This is particularly appalling given the record-breaking June 2020 primary election in which more than 531,000 Iowans voted, breaking the previous record of 449,490 in 1994. In June, more than 424,000 Iowans voted absentee, compared to 38,000 in the 2016 primary election.
Fortunately, in July, the Legislative Council approved a request by the Iowa Secretary of State, allowing his office to mailing absentee ballot request forms to registered voters in their counties to make it easier for voters to exercise that right, protect their health and protect public health during the COVID-19 pandemic.
The other bill, HF 2643, expanded voter ID to in-person early voting and prohibited county auditors from using the information in the voter system that voters already provided to them to fill in blanks on the absentee ballot request form if the voter writes incomplete or incorrect information on the form and instead requires the county auditors to contact the voter by telephone, email or physical mail to get the information.
These barriers to early voting—either in-person or by mail—are burdensome and unnecessary, and are even more so during a worldwide pandemic.
Good Bills That Didn't Pass
Unfortunately, a number of bills that would have promoted civil liberties didn’t make it through the session. Those bills would have:
- Required employers to provide reasonable accommodations to pregnant workers (HF 109)
- Eliminated criminal penalties for possessing marijuana (HF 2208)
- Provide court-awarded attorney fees for successful local “ban-the-box” challenge (HF2309)
- Barred conversion therapy for minors regarding sexual orientation/gender identity (HSB 698/SF 2257)
- Allowed college student ID cards without a photo and expiration date to be used for voter registration (SF 2126)
- Prohibited employer from requiring employee have a microchip or other device implanted or inserted in the employee’s body (HF 2361)
Bad Bills That Didn't Pass
We're glad to report that a number of anti-civil liberties bills, including 13 anti-LGBTQ bills, did not make it through the session. They would have:
- Removed gender identity from the Iowa Civil Rights Act (HF 2164)
- Given license for any person or business to discriminate in the name of religion (SF 508)
- Limited the power of the Iowa Judicial Branch, a separate, co-equal branch of government, and authorized the Legislature to overturn Iowa Supreme Court decisions and/or impeach justices who the Legislature believed decided a case wrongly (SSB 3181)
- Barred healthcare providers from providing gender-affirming procedures to minors by threatening them with criminal penalties (SF2213) or civil penalties (HF 2272)

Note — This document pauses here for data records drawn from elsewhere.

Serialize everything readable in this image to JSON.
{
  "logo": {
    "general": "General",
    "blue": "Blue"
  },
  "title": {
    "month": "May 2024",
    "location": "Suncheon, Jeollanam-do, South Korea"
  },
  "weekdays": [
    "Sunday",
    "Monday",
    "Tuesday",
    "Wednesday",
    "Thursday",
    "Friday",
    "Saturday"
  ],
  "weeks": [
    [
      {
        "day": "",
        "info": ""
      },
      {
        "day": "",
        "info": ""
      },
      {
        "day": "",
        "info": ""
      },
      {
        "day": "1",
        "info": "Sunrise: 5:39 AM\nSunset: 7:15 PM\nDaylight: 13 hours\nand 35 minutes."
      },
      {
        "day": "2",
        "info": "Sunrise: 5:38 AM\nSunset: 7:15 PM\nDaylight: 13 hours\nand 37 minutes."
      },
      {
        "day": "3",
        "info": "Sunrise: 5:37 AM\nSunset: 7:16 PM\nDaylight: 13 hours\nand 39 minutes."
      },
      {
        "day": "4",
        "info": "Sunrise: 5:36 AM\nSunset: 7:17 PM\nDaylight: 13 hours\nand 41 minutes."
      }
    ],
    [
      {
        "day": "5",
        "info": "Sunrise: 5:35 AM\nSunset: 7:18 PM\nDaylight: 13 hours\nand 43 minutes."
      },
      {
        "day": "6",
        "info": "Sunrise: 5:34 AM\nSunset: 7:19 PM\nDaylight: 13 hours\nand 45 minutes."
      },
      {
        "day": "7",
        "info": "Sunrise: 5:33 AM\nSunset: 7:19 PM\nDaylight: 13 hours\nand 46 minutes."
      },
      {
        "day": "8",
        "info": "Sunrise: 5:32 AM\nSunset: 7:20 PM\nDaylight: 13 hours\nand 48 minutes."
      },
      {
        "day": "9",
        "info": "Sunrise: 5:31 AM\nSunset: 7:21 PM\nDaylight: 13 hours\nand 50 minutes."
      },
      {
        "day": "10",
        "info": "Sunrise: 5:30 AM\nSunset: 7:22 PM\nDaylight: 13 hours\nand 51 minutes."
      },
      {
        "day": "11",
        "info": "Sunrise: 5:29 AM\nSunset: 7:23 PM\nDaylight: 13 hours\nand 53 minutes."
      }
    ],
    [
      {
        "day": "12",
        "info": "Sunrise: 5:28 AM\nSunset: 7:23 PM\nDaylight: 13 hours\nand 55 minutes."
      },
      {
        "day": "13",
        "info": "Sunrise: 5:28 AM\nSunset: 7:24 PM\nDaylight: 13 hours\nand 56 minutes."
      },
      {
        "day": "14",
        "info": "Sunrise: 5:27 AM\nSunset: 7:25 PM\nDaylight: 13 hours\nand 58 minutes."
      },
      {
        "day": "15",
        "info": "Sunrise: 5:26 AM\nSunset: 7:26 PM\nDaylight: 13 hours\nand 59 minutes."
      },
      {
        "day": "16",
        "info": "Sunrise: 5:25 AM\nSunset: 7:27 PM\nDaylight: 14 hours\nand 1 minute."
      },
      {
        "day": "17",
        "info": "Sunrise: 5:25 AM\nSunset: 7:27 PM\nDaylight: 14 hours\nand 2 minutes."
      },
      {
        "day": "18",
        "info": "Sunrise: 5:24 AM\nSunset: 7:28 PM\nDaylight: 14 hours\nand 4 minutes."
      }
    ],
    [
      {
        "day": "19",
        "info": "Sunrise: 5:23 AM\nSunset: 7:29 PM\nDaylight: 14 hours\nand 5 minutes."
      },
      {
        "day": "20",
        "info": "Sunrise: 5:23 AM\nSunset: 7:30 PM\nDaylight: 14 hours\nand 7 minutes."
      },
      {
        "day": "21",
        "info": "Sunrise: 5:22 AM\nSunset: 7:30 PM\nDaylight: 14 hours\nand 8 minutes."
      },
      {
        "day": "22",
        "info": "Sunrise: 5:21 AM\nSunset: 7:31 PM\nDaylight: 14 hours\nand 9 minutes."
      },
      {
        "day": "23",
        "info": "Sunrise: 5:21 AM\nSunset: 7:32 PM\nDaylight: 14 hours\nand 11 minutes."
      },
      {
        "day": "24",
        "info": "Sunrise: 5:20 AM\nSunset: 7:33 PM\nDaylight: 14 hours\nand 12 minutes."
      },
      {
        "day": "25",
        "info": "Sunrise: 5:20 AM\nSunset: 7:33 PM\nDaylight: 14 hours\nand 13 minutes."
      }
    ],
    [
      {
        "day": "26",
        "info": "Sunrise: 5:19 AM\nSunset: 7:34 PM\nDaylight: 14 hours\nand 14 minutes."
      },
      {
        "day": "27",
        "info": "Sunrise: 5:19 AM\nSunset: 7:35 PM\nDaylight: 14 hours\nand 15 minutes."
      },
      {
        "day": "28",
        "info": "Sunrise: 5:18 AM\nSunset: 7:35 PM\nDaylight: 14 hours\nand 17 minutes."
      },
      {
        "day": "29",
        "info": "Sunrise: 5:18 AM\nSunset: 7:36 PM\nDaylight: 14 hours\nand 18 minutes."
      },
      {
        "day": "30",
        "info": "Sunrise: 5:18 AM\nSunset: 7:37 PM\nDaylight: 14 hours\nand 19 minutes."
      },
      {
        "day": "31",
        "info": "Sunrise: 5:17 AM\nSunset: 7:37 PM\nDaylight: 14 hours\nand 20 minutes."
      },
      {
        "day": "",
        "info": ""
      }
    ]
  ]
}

- Required applicants to tell the government their sexual orientation based on a limited list of sexual orientations provided by the government on a marriage license and created a presumption in law against LGBTQ parents getting custody of their children (SF 2130)
- Required high-school athletes to compete based upon their sex designation at birth (HF 2202)
- Required law enforcement to racially profiling immigrants in Iowa to collect data on the number and types of number and types of citations issued to some, but not all, immigrants. It also would have required collecting data on the number of and types of crimes some, but not all, immigrants were convicted of.
1 In 2016, HF 2376 and SF 2173 were introduced. HF 2376 wasn’t even assigned to a subcommittee and died, while SF 2173 passed out of committee in the Senate, became SF 2267 then died. In 2017, HF 499 and SSB 1177 were introduced. Yet again, the House bill, HF 499, wasn’t even assigned to a subcommittee and died. The Senate bill, SSB 1177, passed out of committee then died. In 2018, the Senate revived SSB 1177; it passed out of committee then died. The House took no action in 2018. In 2019, HF 122 was introduced, wasn’t assigned a subcommittee and died; the Senate took no action.